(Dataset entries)

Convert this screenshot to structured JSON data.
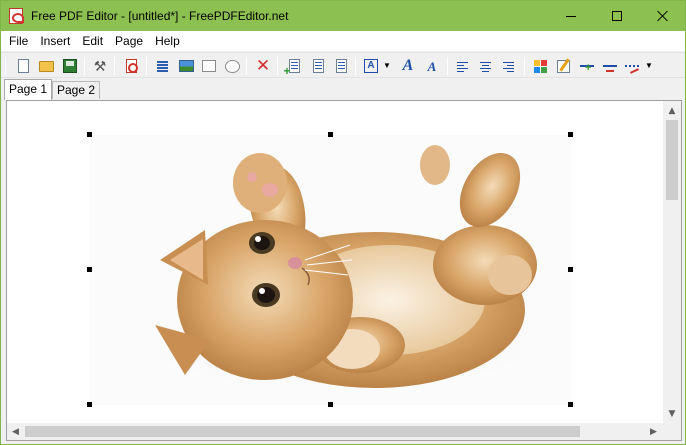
{
  "window": {
    "title": "Free PDF Editor - [untitled*] - FreePDFEditor.net",
    "icons": {
      "app": "pdf-app-icon",
      "minimize": "minimize-icon",
      "maximize": "maximize-icon",
      "close": "close-icon"
    }
  },
  "menu": {
    "items": [
      "File",
      "Insert",
      "Edit",
      "Page",
      "Help"
    ]
  },
  "toolbar": {
    "buttons": [
      "new-document",
      "open-document",
      "save-document",
      "settings-tools",
      "export-pdf",
      "insert-text",
      "insert-image",
      "insert-rectangle",
      "insert-ellipse",
      "delete",
      "add-page",
      "page-properties",
      "page-content",
      "font-picker",
      "font-style",
      "font-color",
      "align-left",
      "align-center",
      "align-right",
      "color-grid",
      "edit-object",
      "add-line",
      "remove-line",
      "line-style"
    ]
  },
  "tabs": {
    "items": [
      "Page 1",
      "Page 2"
    ],
    "active": "Page 1"
  },
  "canvas": {
    "image": "kitten-photo",
    "selected": true
  },
  "colors": {
    "title_bar": "#8cc152",
    "accent": "#1f4ea8",
    "delete": "#d32f2f"
  }
}
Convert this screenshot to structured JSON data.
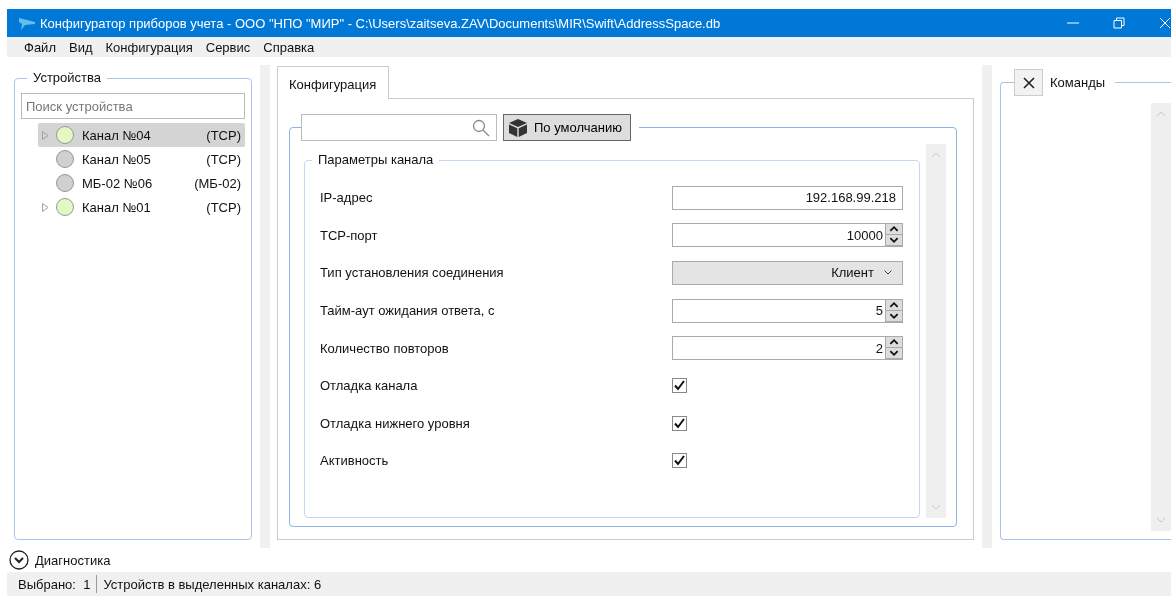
{
  "window": {
    "title": "Конфигуратор приборов учета - ООО \"НПО \"МИР\" - C:\\Users\\zaitseva.ZAV\\Documents\\MIR\\Swift\\AddressSpace.db"
  },
  "menu": [
    "Файл",
    "Вид",
    "Конфигурация",
    "Сервис",
    "Справка"
  ],
  "devices": {
    "title": "Устройства",
    "search_placeholder": "Поиск устройства",
    "items": [
      {
        "name": "Канал №04",
        "type": "(TCP)",
        "color": "#e4f8c4",
        "expandable": true,
        "selected": true
      },
      {
        "name": "Канал №05",
        "type": "(TCP)",
        "color": "#d0d0d0",
        "expandable": false,
        "selected": false
      },
      {
        "name": "МБ-02 №06",
        "type": "(МБ-02)",
        "color": "#d0d0d0",
        "expandable": false,
        "selected": false
      },
      {
        "name": "Канал №01",
        "type": "(TCP)",
        "color": "#e4f8c4",
        "expandable": true,
        "selected": false
      }
    ]
  },
  "tabs": [
    {
      "label": "Конфигурация",
      "selected": true
    }
  ],
  "toolbar": {
    "default_button": "По умолчанию"
  },
  "params": {
    "title": "Параметры канала",
    "rows": [
      {
        "kind": "text",
        "label": "IP-адрес",
        "value": "192.168.99.218"
      },
      {
        "kind": "spin",
        "label": "TCP-порт",
        "value": "10000"
      },
      {
        "kind": "combo",
        "label": "Тип установления соединения",
        "value": "Клиент"
      },
      {
        "kind": "spin",
        "label": "Тайм-аут ожидания ответа, с",
        "value": "5"
      },
      {
        "kind": "spin",
        "label": "Количество повторов",
        "value": "2"
      },
      {
        "kind": "check",
        "label": "Отладка канала",
        "checked": true
      },
      {
        "kind": "check",
        "label": "Отладка нижнего уровня",
        "checked": true
      },
      {
        "kind": "check",
        "label": "Активность",
        "checked": true
      }
    ]
  },
  "commands": {
    "title": "Команды"
  },
  "diagnostics": {
    "label": "Диагностика",
    "expanded": false
  },
  "status_bar": {
    "selected": "Выбрано:  1",
    "devices": "Устройств в выделенных каналах: 6"
  }
}
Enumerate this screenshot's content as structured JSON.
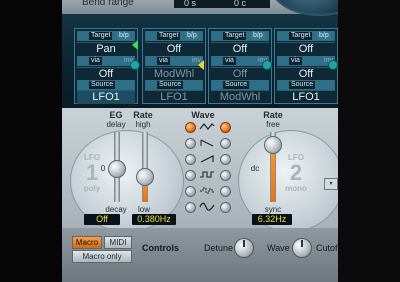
{
  "top": {
    "bend_range_label": "Bend range",
    "bend_range_down": "0 s",
    "bend_range_up": "0 c"
  },
  "router": {
    "slots": [
      {
        "target_label": "Target",
        "bp": "b/p",
        "target": "Pan",
        "via_label": "via",
        "inv": "inv",
        "via": "Off",
        "source_label": "Source",
        "source": "LFO1"
      },
      {
        "target_label": "Target",
        "bp": "b/p",
        "target": "Off",
        "via_label": "via",
        "inv": "inv",
        "via": "ModWhl",
        "source_label": "Source",
        "source": "LFO1"
      },
      {
        "target_label": "Target",
        "bp": "b/p",
        "target": "Off",
        "via_label": "via",
        "inv": "inv",
        "via": "Off",
        "source_label": "Source",
        "source": "ModWhl"
      },
      {
        "target_label": "Target",
        "bp": "b/p",
        "target": "Off",
        "via_label": "via",
        "inv": "inv",
        "via": "Off",
        "source_label": "Source",
        "source": "LFO1"
      }
    ]
  },
  "lfo1": {
    "eg_label": "EG",
    "eg_sub": "delay",
    "decay_label": "decay",
    "rate_label": "Rate",
    "rate_high": "high",
    "rate_low": "low",
    "zero": "0",
    "ghost_lfo": "LFO",
    "ghost_num": "1",
    "ghost_poly": "poly",
    "eg_value": "Off",
    "rate_value": "0.380Hz"
  },
  "wave": {
    "label": "Wave",
    "selected_left": 0,
    "selected_right": 0
  },
  "lfo2": {
    "rate_label": "Rate",
    "free": "free",
    "sync": "sync",
    "dc": "dc",
    "ghost_lfo": "LFO",
    "ghost_num": "2",
    "ghost_mono": "mono",
    "rate_value": "6.32Hz"
  },
  "bottom": {
    "macro": "Macro",
    "midi": "MIDI",
    "macro_only": "Macro only",
    "controls": "Controls",
    "detune": "Detune",
    "wave": "Wave",
    "cutoff": "Cutof"
  },
  "colors": {
    "orange": "#f07010",
    "lcd_text": "#ffde2e",
    "router_bg": "#0c2431"
  }
}
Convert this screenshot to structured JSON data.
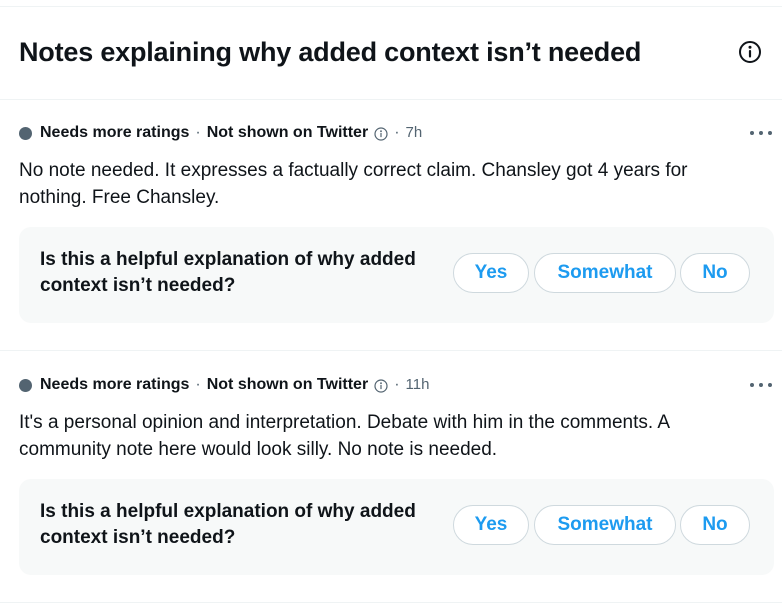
{
  "header": {
    "title": "Notes explaining why added context isn’t needed",
    "info_icon": "info-circle-icon"
  },
  "notes": [
    {
      "status": "Needs more ratings",
      "separator": "·",
      "visibility": "Not shown on Twitter",
      "time_sep": "·",
      "time": "7h",
      "text": "No note needed. It expresses a factually correct claim. Chansley got 4 years for nothing. Free Chansley.",
      "question": "Is this a helpful explanation of why added context isn’t needed?",
      "buttons": {
        "yes": "Yes",
        "somewhat": "Somewhat",
        "no": "No"
      }
    },
    {
      "status": "Needs more ratings",
      "separator": "·",
      "visibility": "Not shown on Twitter",
      "time_sep": "·",
      "time": "11h",
      "text": "It's a personal opinion and interpretation. Debate with him in the comments. A community note here would look silly. No note is needed.",
      "question": "Is this a helpful explanation of why added context isn’t needed?",
      "buttons": {
        "yes": "Yes",
        "somewhat": "Somewhat",
        "no": "No"
      }
    }
  ],
  "colors": {
    "accent": "#1d9bf0",
    "text": "#0f1419",
    "secondary": "#536471",
    "panel": "#f7f9f9",
    "border": "#cfd9de"
  }
}
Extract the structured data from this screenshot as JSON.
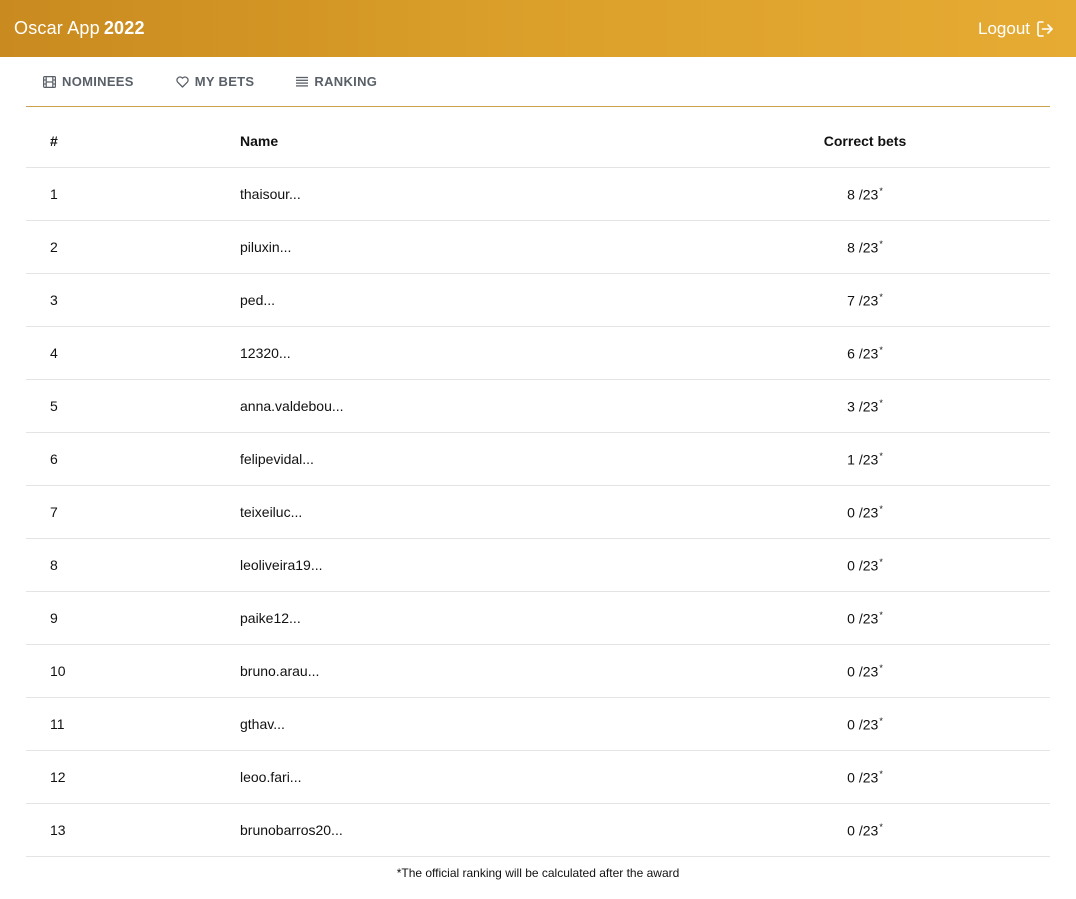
{
  "header": {
    "app_name": "Oscar App",
    "year": "2022",
    "logout_label": "Logout",
    "logout_icon": "logout-icon"
  },
  "tabs": [
    {
      "label": "NOMINEES",
      "icon": "film-icon"
    },
    {
      "label": "MY BETS",
      "icon": "heart-icon"
    },
    {
      "label": "RANKING",
      "icon": "list-icon"
    }
  ],
  "table": {
    "columns": [
      "#",
      "Name",
      "Correct bets"
    ],
    "rows": [
      {
        "rank": "1",
        "name": "thaisour...",
        "bets": "8 /23"
      },
      {
        "rank": "2",
        "name": "piluxin...",
        "bets": "8 /23"
      },
      {
        "rank": "3",
        "name": "ped...",
        "bets": "7 /23"
      },
      {
        "rank": "4",
        "name": "12320...",
        "bets": "6 /23"
      },
      {
        "rank": "5",
        "name": "anna.valdebou...",
        "bets": "3 /23"
      },
      {
        "rank": "6",
        "name": "felipevidal...",
        "bets": "1 /23"
      },
      {
        "rank": "7",
        "name": "teixeiluc...",
        "bets": "0 /23"
      },
      {
        "rank": "8",
        "name": "leoliveira19...",
        "bets": "0 /23"
      },
      {
        "rank": "9",
        "name": "paike12...",
        "bets": "0 /23"
      },
      {
        "rank": "10",
        "name": "bruno.arau...",
        "bets": "0 /23"
      },
      {
        "rank": "11",
        "name": "gthav...",
        "bets": "0 /23"
      },
      {
        "rank": "12",
        "name": "leoo.fari...",
        "bets": "0 /23"
      },
      {
        "rank": "13",
        "name": "brunobarros20...",
        "bets": "0 /23"
      }
    ],
    "asterisk": "*"
  },
  "footnote": "*The official ranking will be calculated after the award",
  "colors": {
    "header_gradient_start": "#c98a1f",
    "header_gradient_end": "#e6ab33",
    "tab_underline": "#c9a24a",
    "tab_text": "#5a6068"
  }
}
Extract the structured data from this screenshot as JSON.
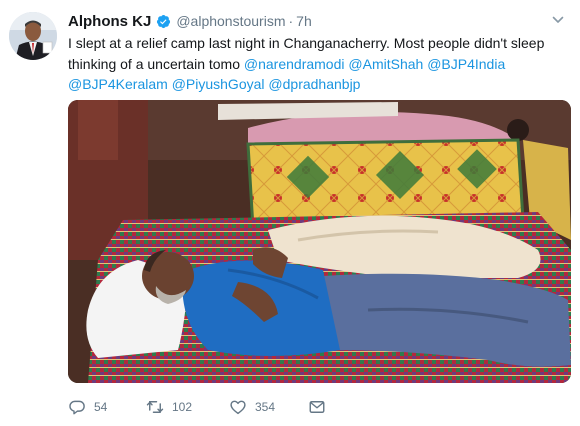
{
  "tweet": {
    "display_name": "Alphons KJ",
    "handle": "@alphonstourism",
    "separator": "·",
    "time": "7h",
    "text_plain": "I slept at a relief camp last night in Changanacherry. Most people didn't sleep thinking of a uncertain tomo",
    "mentions": [
      "@narendramodi",
      "@AmitShah",
      "@BJP4India",
      "@BJP4Keralam",
      "@PiyushGoyal",
      "@dpradhanbjp"
    ],
    "reply_count": "54",
    "retweet_count": "102",
    "like_count": "354"
  },
  "colors": {
    "link": "#1b95e0",
    "secondary_text": "#657786",
    "verified": "#1da1f2"
  },
  "icons": [
    "verified-badge-icon",
    "chevron-down-icon",
    "reply-icon",
    "retweet-icon",
    "like-icon",
    "direct-message-icon"
  ]
}
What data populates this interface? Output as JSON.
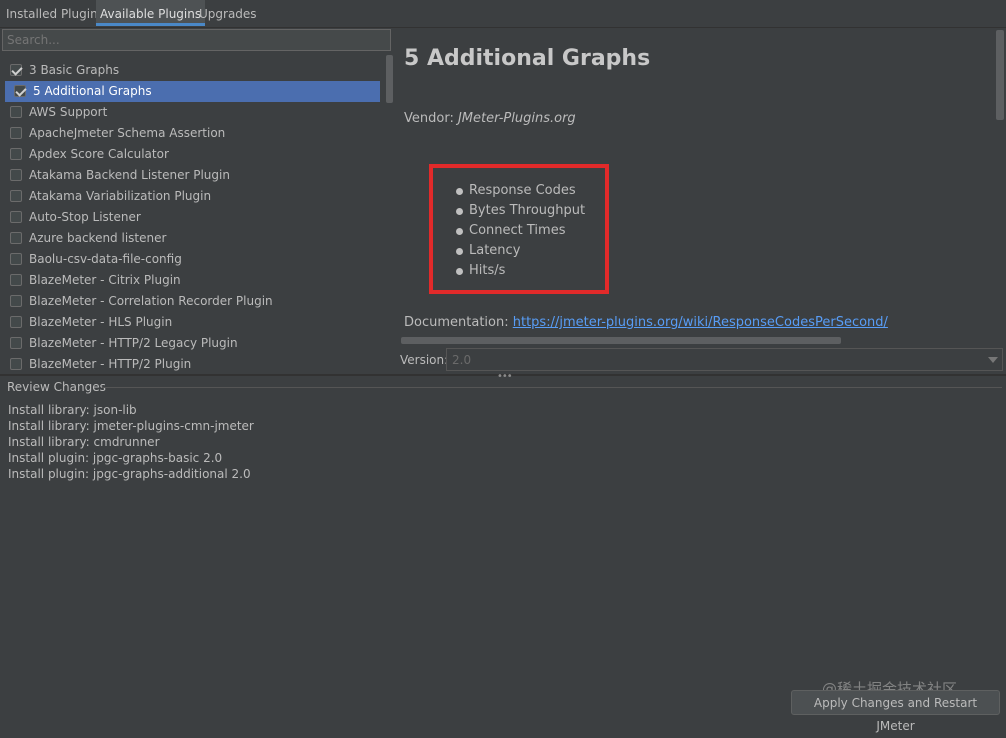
{
  "tabs": [
    {
      "label": "Installed Plugins",
      "active": false
    },
    {
      "label": "Available Plugins",
      "active": true
    },
    {
      "label": "Upgrades",
      "active": false
    }
  ],
  "search": {
    "placeholder": "Search..."
  },
  "plugins": [
    {
      "label": "3 Basic Graphs",
      "checked": true,
      "selected": false
    },
    {
      "label": "5 Additional Graphs",
      "checked": true,
      "selected": true
    },
    {
      "label": "AWS Support",
      "checked": false,
      "selected": false
    },
    {
      "label": "ApacheJmeter Schema Assertion",
      "checked": false,
      "selected": false
    },
    {
      "label": "Apdex Score Calculator",
      "checked": false,
      "selected": false
    },
    {
      "label": "Atakama Backend Listener Plugin",
      "checked": false,
      "selected": false
    },
    {
      "label": "Atakama Variabilization Plugin",
      "checked": false,
      "selected": false
    },
    {
      "label": "Auto-Stop Listener",
      "checked": false,
      "selected": false
    },
    {
      "label": "Azure backend listener",
      "checked": false,
      "selected": false
    },
    {
      "label": "Baolu-csv-data-file-config",
      "checked": false,
      "selected": false
    },
    {
      "label": "BlazeMeter - Citrix Plugin",
      "checked": false,
      "selected": false
    },
    {
      "label": "BlazeMeter - Correlation Recorder Plugin",
      "checked": false,
      "selected": false
    },
    {
      "label": "BlazeMeter - HLS Plugin",
      "checked": false,
      "selected": false
    },
    {
      "label": "BlazeMeter - HTTP/2 Legacy Plugin",
      "checked": false,
      "selected": false
    },
    {
      "label": "BlazeMeter - HTTP/2 Plugin",
      "checked": false,
      "selected": false
    }
  ],
  "details": {
    "title": "5 Additional Graphs",
    "vendor_label": "Vendor:",
    "vendor_name": "JMeter-Plugins.org",
    "features": [
      "Response Codes",
      "Bytes Throughput",
      "Connect Times",
      "Latency",
      "Hits/s"
    ],
    "documentation_label": "Documentation:",
    "documentation_url": "https://jmeter-plugins.org/wiki/ResponseCodesPerSecond/",
    "version_label": "Version:",
    "version_value": "2.0"
  },
  "review": {
    "title": "Review Changes",
    "changes": [
      "Install library: json-lib",
      "Install library: jmeter-plugins-cmn-jmeter",
      "Install library: cmdrunner",
      "Install plugin: jpgc-graphs-basic 2.0",
      "Install plugin: jpgc-graphs-additional 2.0"
    ]
  },
  "apply_button": "Apply Changes and Restart JMeter",
  "watermark": "@稀土掘金技术社区",
  "colors": {
    "accent": "#4b6eaf",
    "highlight_border": "#e22a2a",
    "link": "#589df6",
    "background": "#3c3f41"
  }
}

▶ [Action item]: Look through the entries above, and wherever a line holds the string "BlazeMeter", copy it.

▶ [Your response]:
      "label": "BlazeMeter - Citrix Plugin",
      "label": "BlazeMeter - Correlation Recorder Plugin",
      "label": "BlazeMeter - HLS Plugin",
      "label": "BlazeMeter - HTTP/2 Legacy Plugin",
      "label": "BlazeMeter - HTTP/2 Plugin",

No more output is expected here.